Exercise objective> What is the number of lines in the data below that contain "label"? Answer with that number and no other words.

Records shown: Begin

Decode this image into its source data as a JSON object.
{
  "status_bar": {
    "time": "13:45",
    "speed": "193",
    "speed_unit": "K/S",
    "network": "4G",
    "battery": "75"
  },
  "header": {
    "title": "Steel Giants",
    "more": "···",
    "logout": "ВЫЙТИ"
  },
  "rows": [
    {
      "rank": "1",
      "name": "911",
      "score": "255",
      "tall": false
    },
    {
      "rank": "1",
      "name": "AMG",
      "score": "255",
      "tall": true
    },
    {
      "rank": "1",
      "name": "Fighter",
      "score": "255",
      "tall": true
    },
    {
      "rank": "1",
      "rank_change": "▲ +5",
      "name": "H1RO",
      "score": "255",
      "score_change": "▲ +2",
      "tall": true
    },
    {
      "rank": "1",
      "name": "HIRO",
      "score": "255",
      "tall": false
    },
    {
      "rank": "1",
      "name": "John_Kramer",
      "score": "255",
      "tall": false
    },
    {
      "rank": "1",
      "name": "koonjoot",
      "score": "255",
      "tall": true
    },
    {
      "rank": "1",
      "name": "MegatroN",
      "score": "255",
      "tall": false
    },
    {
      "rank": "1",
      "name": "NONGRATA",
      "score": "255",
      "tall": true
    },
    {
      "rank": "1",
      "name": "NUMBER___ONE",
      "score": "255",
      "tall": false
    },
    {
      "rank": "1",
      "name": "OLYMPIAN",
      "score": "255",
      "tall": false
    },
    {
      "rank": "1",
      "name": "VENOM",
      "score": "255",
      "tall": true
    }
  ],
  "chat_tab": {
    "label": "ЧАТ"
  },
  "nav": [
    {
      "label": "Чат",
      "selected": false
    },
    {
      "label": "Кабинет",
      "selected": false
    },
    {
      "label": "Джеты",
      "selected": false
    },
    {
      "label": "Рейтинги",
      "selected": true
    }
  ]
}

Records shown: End

Task solution> 5